Trains are usually a safe way to travel. I often use Amtrak to travel from Boston to New York and back. However, in recent years we have seen several derailments and incidents that are forcing Americans to rethink. An Amtrak train derailed in Philadelphia killing eight passenger and injuring over 200. The train was apparently traveling on a curve at 106 MPH. This route only allows traveling at 50 MPH. The derailment occurred at around 9:30 PM.
Survivors of Amtrak 188 had to escape from mangled train cars, many of them with severe injuries. As the train derailed, they were flung around like dolls crashing into each other, luggage compartments and the walls of the train’s cabin. The experience was terrifying. Some survivors described the train as speeding up while others did not notice any difference. In response to the incident, Amtrak vows to install positive train control which allows workers who monitor the rails to take control of any train that does not break in time or is going faster than it should. The engineer was identified as Brandon Bostian of Queens, N.Y. Based on his work records, he seemed to be fond on safety. According to the “black box” recorder of the train, Bostian applied the full emergency brake application. Three seconds later, no data was recorded and then data appeared showing that the train’s speed was 102 MPH. Bostian spoke briefly to police at the scene but then remained silent. He is claiming to have no recollection of the incident. Some speculate that his lawyers from the union may have told him to tell this to officials in order to give them time to prepare any defense.

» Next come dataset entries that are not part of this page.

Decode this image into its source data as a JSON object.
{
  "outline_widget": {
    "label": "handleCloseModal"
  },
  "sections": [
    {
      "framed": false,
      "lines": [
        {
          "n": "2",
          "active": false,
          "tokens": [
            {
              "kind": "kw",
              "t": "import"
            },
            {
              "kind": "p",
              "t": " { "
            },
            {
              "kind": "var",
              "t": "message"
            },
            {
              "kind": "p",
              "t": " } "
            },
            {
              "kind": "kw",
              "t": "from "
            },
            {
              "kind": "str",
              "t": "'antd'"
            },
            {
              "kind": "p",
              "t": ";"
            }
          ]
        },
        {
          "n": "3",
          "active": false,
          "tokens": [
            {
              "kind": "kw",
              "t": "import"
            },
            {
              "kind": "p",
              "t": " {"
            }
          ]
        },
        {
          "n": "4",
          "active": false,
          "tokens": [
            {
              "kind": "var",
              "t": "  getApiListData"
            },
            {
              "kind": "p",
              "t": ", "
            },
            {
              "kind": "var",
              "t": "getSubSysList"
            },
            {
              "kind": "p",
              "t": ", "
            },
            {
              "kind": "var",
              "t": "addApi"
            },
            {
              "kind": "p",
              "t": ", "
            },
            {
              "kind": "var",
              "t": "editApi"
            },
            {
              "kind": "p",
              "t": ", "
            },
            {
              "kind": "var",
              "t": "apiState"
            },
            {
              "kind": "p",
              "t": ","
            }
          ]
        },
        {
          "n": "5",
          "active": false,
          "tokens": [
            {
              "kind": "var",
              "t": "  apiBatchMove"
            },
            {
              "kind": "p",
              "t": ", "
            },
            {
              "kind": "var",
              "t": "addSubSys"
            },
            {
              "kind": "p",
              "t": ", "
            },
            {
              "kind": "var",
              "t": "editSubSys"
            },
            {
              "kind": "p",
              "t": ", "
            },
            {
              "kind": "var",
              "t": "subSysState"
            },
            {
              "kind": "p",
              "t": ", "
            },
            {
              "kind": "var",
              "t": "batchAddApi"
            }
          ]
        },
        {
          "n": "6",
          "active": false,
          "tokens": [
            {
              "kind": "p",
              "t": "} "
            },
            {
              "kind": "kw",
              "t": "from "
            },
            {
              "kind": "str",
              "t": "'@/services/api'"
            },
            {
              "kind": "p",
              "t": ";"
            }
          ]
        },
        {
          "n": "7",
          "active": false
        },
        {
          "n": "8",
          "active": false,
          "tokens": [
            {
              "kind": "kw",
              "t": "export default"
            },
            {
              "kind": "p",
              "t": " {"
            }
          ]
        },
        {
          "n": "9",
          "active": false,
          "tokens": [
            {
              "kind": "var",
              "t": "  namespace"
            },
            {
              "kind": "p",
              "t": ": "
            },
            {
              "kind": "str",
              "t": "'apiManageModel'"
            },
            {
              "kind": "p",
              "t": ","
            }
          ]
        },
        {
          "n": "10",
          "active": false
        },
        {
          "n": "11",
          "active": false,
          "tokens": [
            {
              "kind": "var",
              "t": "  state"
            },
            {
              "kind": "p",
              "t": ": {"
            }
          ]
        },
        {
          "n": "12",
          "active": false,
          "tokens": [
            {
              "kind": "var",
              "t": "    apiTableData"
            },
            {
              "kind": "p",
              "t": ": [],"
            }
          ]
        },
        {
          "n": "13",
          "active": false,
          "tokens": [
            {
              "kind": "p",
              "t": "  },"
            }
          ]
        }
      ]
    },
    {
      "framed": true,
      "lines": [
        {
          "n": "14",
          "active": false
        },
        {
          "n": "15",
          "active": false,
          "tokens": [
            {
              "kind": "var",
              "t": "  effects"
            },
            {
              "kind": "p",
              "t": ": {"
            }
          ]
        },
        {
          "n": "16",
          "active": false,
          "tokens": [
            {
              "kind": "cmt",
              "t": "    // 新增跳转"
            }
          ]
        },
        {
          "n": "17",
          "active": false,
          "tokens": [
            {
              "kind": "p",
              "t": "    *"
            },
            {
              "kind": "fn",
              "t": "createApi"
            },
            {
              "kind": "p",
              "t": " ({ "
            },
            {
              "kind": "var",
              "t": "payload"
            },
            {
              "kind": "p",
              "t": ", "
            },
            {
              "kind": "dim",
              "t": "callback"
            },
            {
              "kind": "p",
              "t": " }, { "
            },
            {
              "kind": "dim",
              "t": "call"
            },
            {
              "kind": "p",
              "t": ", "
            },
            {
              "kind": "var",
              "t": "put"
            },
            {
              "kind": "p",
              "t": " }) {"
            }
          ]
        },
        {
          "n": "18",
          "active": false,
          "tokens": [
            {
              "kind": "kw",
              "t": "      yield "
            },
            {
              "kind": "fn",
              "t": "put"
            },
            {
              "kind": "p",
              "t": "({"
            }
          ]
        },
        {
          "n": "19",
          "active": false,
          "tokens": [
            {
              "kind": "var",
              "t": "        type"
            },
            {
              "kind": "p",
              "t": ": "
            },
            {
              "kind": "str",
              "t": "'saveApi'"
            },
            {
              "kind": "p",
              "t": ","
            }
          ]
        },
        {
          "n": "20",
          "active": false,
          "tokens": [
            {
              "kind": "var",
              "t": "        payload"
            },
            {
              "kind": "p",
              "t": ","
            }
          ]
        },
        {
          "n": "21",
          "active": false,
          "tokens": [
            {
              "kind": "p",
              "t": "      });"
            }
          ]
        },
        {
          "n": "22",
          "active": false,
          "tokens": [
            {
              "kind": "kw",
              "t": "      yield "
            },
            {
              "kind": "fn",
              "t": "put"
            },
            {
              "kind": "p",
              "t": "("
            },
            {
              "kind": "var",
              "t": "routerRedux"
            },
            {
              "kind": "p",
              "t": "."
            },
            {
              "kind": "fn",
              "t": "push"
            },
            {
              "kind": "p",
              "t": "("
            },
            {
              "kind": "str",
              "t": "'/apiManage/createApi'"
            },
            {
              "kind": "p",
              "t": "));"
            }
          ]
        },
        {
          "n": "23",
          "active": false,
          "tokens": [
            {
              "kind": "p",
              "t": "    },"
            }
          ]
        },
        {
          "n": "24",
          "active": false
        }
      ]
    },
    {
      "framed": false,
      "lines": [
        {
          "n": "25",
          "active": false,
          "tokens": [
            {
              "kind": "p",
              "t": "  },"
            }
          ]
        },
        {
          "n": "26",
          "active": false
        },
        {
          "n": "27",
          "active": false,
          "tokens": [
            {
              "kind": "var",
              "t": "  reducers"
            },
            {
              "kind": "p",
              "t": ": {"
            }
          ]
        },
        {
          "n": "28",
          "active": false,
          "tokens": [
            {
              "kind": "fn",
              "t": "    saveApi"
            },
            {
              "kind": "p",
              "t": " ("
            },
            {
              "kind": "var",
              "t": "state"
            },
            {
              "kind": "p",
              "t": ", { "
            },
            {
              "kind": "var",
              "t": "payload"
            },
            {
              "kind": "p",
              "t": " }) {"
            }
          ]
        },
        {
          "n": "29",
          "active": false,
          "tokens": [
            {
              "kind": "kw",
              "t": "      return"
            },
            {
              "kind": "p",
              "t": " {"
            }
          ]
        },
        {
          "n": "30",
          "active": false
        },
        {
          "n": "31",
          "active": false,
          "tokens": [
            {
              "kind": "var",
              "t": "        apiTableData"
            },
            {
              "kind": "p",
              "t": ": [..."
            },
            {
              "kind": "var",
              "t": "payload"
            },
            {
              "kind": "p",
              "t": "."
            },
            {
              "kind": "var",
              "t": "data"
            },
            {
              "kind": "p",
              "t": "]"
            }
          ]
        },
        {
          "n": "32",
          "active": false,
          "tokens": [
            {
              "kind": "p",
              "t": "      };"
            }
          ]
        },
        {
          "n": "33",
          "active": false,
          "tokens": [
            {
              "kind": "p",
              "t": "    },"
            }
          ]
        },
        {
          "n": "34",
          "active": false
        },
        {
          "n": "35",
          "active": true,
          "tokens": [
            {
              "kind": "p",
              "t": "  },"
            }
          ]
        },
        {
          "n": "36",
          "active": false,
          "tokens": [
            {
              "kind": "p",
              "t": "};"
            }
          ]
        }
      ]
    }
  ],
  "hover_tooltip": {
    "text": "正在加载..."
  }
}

Ironically, in 1943 a train derailed in the same area killing 79 people. However, the train tracks where the Amtrak derailment occurred was recently inspected and showed no signs of any problem. Among the dead are, Justin Zemser, 20, a midshipman at the U.S. Naval Academy; Jim Gaines, 48, a video software architect from Plainsboro, N.J., who worked for The Associated Press; Rachel Jacobs, the chief executive of ApprenNet, an education technology company in Philadelphia; Abid Gilani, a senior vice president of Wells Fargo; Derrick Griffith, a dean at CUNY Medgar Evers College; Bob Gildersleeve, a businessman; Laura Finamore, 47, a managing director at Cushman & Wakefield; and Giuseppe Piras, 41, a wine and oil merchant from Italy.
May these victims rest in peace. Let us pray for all those effected by this horrific incident.